A comedy night in Liverpool will be the first event to pilot the government’s Covid passport scheme later this month.
Ministers hope the passes will allow the safe return of sports matches, conferences and night clubs in England.
They will include whether a person has been vaccinated, any recent negative test, or natural immunity determined by a recent positive test.
Downing Street also confirmed countries will be in a risk-based “traffic light” system when foreign holidays resumes.
Trials of the Covid passports will begin on 16 April with a show from the Hot Water Comedy Club in Liverpool and will continue through to mid-May.
Other pilot events include the FA Cup semi final and final, the World Snooker Championship, an evening at a nightclub, a mass participation run, a business conference and a cinema screening.
No 10 said the passport scheme, which it is describing as “Covid-status certification”, should not be used on public transport or in essential shops.
People would be able to demonstrate their status through an app, as well as “non-digital routes”.
The government added it is working with clinical and ethical experts on exemptions for people for whom vaccination is not advised and repeat testing would be difficult.
Businesses in England which can reopen in the coming weeks, including pubs, restaurants and non-essential retail will also not have to use the system for now.
However, sources say requiring a certificate to access hospitality further down the line – perhaps to reduce the need for social distancing – has not been ruled out.
Prime Minister Boris Johnson said: “We have made huge strides over the past few months with our vaccine programme and everyone in the country has made huge sacrifices to get us to this stage in our recovery from Covid-19.
“We are doing everything we can to enable the reopening of our country so people can return to the events, travel and other things they love as safely as possible.”
Critics, including more than 40 Tory MPs and privacy campaigners, have suggested a Covid passport scheme could be “discriminatory and counterproductive”.
Labour’s Jeremy Corbyn and senior Tory Iain Duncan Smith are among a broad coalition of MPs who have pledged their opposition.
While the proposed plans cover England only, the government is discussing the scheme with Scotland, Wales and Northern Ireland.
Under the government’s four-step plan to ease England’s lockdown, legal limits on social contact could be lifted by 21 June, if strict conditions are met.
End of social distancing?
The government also outlined further details of its plans for a risk-based traffic-light system for international travel after the “stay in the UK” message comes to an end.
It said it will “help ensure the UK’s vaccine progress isn’t jeopardised and provide clear guidance for travellers”.

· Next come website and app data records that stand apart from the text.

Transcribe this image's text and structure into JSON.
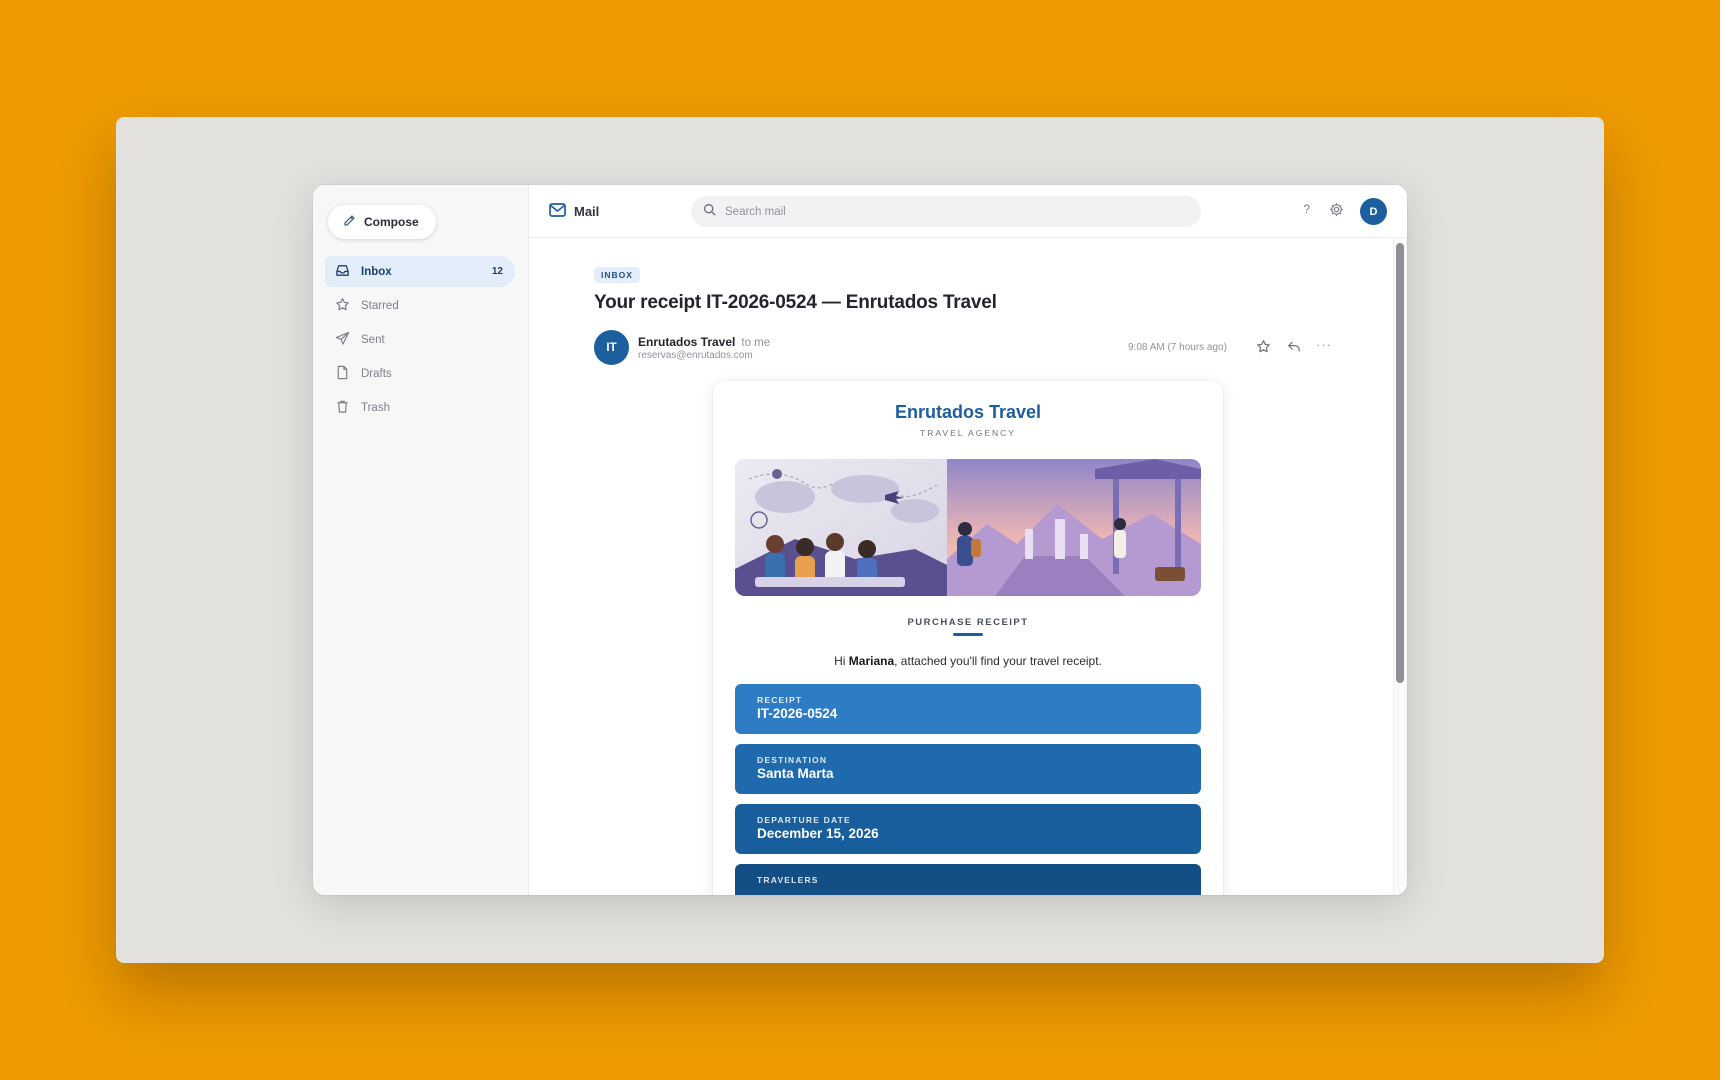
{
  "sidebar": {
    "compose_label": "Compose",
    "items": [
      {
        "label": "Inbox",
        "count": "12",
        "icon": "inbox-icon"
      },
      {
        "label": "Starred",
        "icon": "star-icon"
      },
      {
        "label": "Sent",
        "icon": "send-icon"
      },
      {
        "label": "Drafts",
        "icon": "file-icon"
      },
      {
        "label": "Trash",
        "icon": "trash-icon"
      }
    ]
  },
  "topbar": {
    "app_name": "Mail",
    "search_placeholder": "Search mail",
    "help_label": "?",
    "avatar_initial": "D"
  },
  "message": {
    "folder_tag": "INBOX",
    "subject": "Your receipt IT-2026-0524 — Enrutados Travel",
    "sender_initials": "IT",
    "sender_name": "Enrutados Travel",
    "recipient": "to me",
    "sender_email": "reservas@enrutados.com",
    "time": "9:08 AM (7 hours ago)",
    "more_label": "···"
  },
  "receipt": {
    "brand": "Enrutados Travel",
    "brand_sub": "TRAVEL AGENCY",
    "section_label": "PURCHASE RECEIPT",
    "greeting_prefix": "Hi ",
    "greeting_name": "Mariana",
    "greeting_suffix": ", attached you'll find your travel receipt.",
    "fields": [
      {
        "label": "RECEIPT",
        "value": "IT-2026-0524",
        "color": "#2e7cc4"
      },
      {
        "label": "DESTINATION",
        "value": "Santa Marta",
        "color": "#1f6aad"
      },
      {
        "label": "DEPARTURE DATE",
        "value": "December 15, 2026",
        "color": "#195e9c"
      },
      {
        "label": "TRAVELERS",
        "value": "",
        "color": "#134e85"
      }
    ]
  },
  "colors": {
    "accent": "#1d5e9f",
    "background": "#ef9b00"
  }
}
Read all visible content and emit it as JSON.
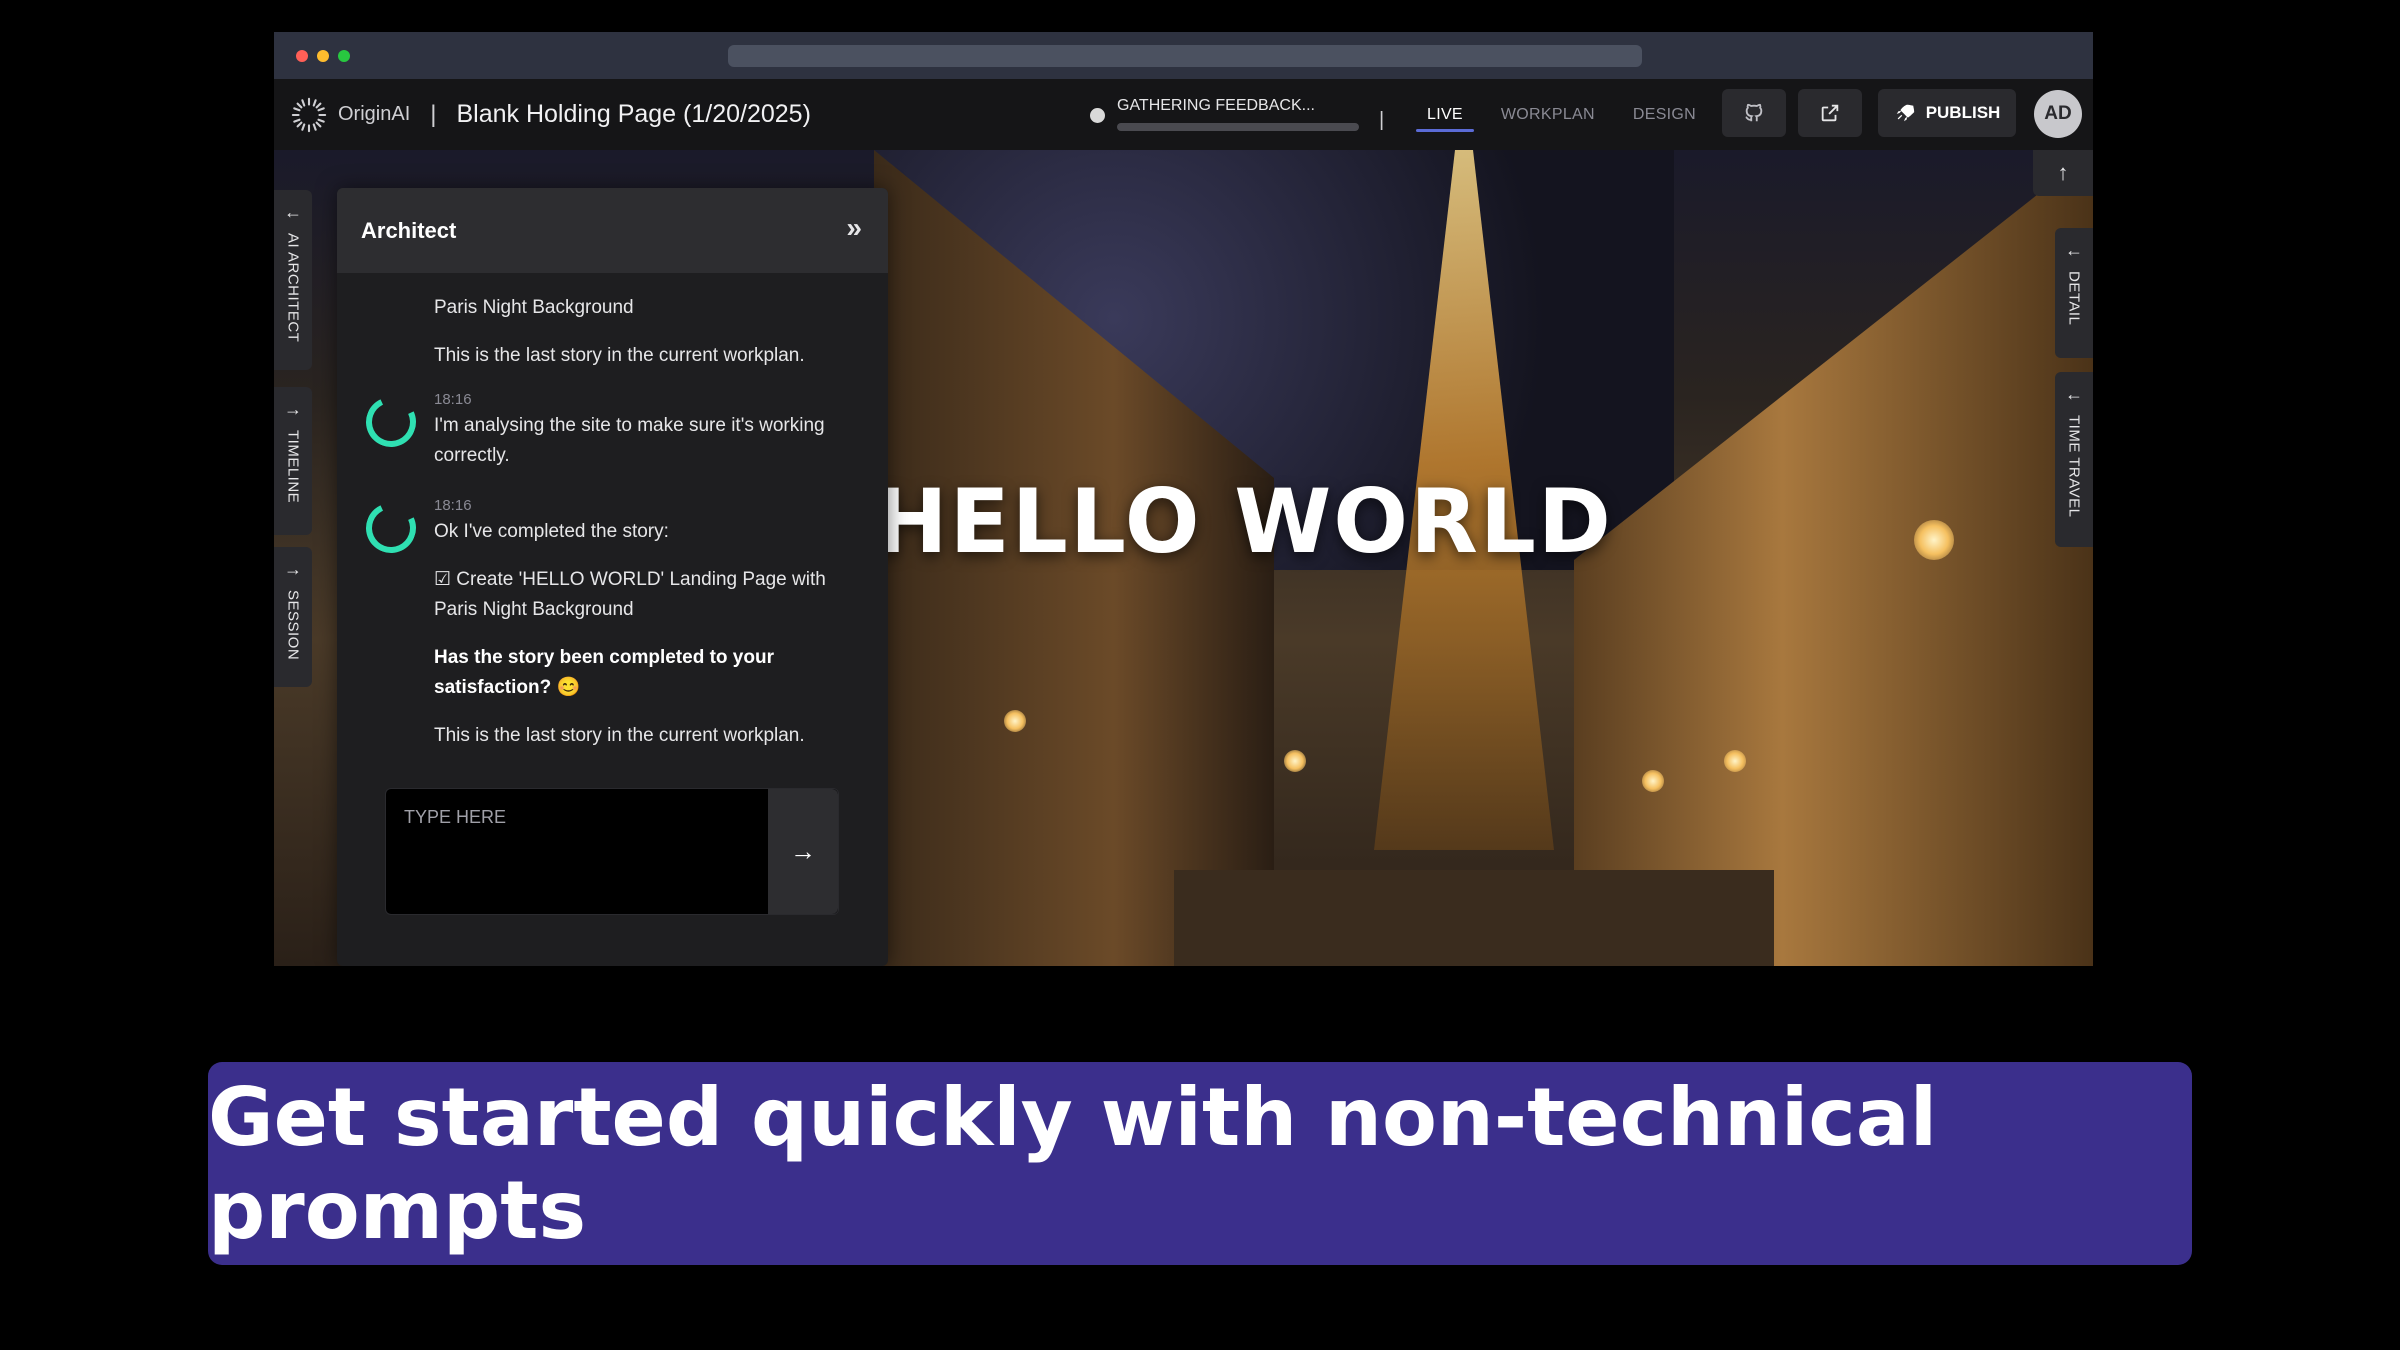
{
  "window": {
    "dots": [
      "#ff5f57",
      "#febc2e",
      "#28c840"
    ]
  },
  "appbar": {
    "logo_text": "OriginAI",
    "separator": "|",
    "page_title": "Blank Holding Page (1/20/2025)",
    "status_text": "GATHERING FEEDBACK...",
    "status_progress_fraction": 0.0,
    "tab_separator": "|",
    "tabs": [
      {
        "label": "LIVE",
        "active": true
      },
      {
        "label": "WORKPLAN",
        "active": false
      },
      {
        "label": "DESIGN",
        "active": false
      }
    ],
    "github_icon": "github-icon",
    "external_icon": "external-link-icon",
    "publish_label": "PUBLISH",
    "avatar_initials": "AD"
  },
  "left_tabs": [
    {
      "label": "AI ARCHITECT",
      "arrow": "←"
    },
    {
      "label": "TIMELINE",
      "arrow": "→"
    },
    {
      "label": "SESSION",
      "arrow": "→"
    }
  ],
  "right_tabs": [
    {
      "label": "DETAIL",
      "arrow": "←"
    },
    {
      "label": "TIME TRAVEL",
      "arrow": "←"
    }
  ],
  "preview": {
    "hero_title": "HELLO WORLD"
  },
  "architect": {
    "title": "Architect",
    "messages": [
      {
        "lines": [
          "Paris Night Background"
        ]
      },
      {
        "lines": [
          "This is the last story in the current workplan."
        ]
      },
      {
        "time": "18:16",
        "text": "I'm analysing the site to make sure it's working correctly."
      },
      {
        "time": "18:16",
        "text": "Ok I've completed the story:"
      },
      {
        "text": "☑ Create 'HELLO WORLD' Landing Page with Paris Night Background"
      },
      {
        "bold": "Has the story been completed to your satisfaction? 😊"
      },
      {
        "text": "This is the last story in the current workplan."
      }
    ],
    "input_placeholder": "TYPE HERE"
  },
  "banner": {
    "text": "Get started quickly with non-technical prompts"
  }
}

International leisure travel will not be allowed until 17 May at the earliest.
After this point, travellers from countries in the green category will not have to isolate, although pre-departure and post-arrival tests will still be needed.
For countries assigned red and amber, restrictions would remain as they are now, with arrivals required to enter quarantine or self-isolation.
Downing Street said it is too early to predict which countries will be on which list over the summer.
The list of countries included in each category will be drawn up closer to the time, and the government continues to advise people not to book summer holidays abroad.
It added that more detail on international travel will be provided on Monday, along with information about a review into social distancing.
The review is examining how and when distancing requirements and the working from home guidance could be lifted and whether Covid certification could facilitate changes to the rules.
On Saturday it was announced that more than five million people in the UK have now received a second dose of a Covid-19 vaccine. The latest figures show an additional 246,631 second doses, bringing the total to 5.2 million.
First doses have been given to 31.4 million people.
It comes as the UK begins to relax some coronavirus restrictions.
England has allowed gatherings outside of up to six people or as two households since Monday, while the reopening of outdoor hospitality and all shops is planned from 12 April.
Rules on visits to care homes in England will also be relaxed from 12 April to allow two regular visitors indoors, the government has announced.
Wales, Scotland and Northern Ireland have also begun to allow outdoor socialising.
But Mr Johnson has warned people against mixing with other households indoors over the Easter weekend, even if they have been vaccinated.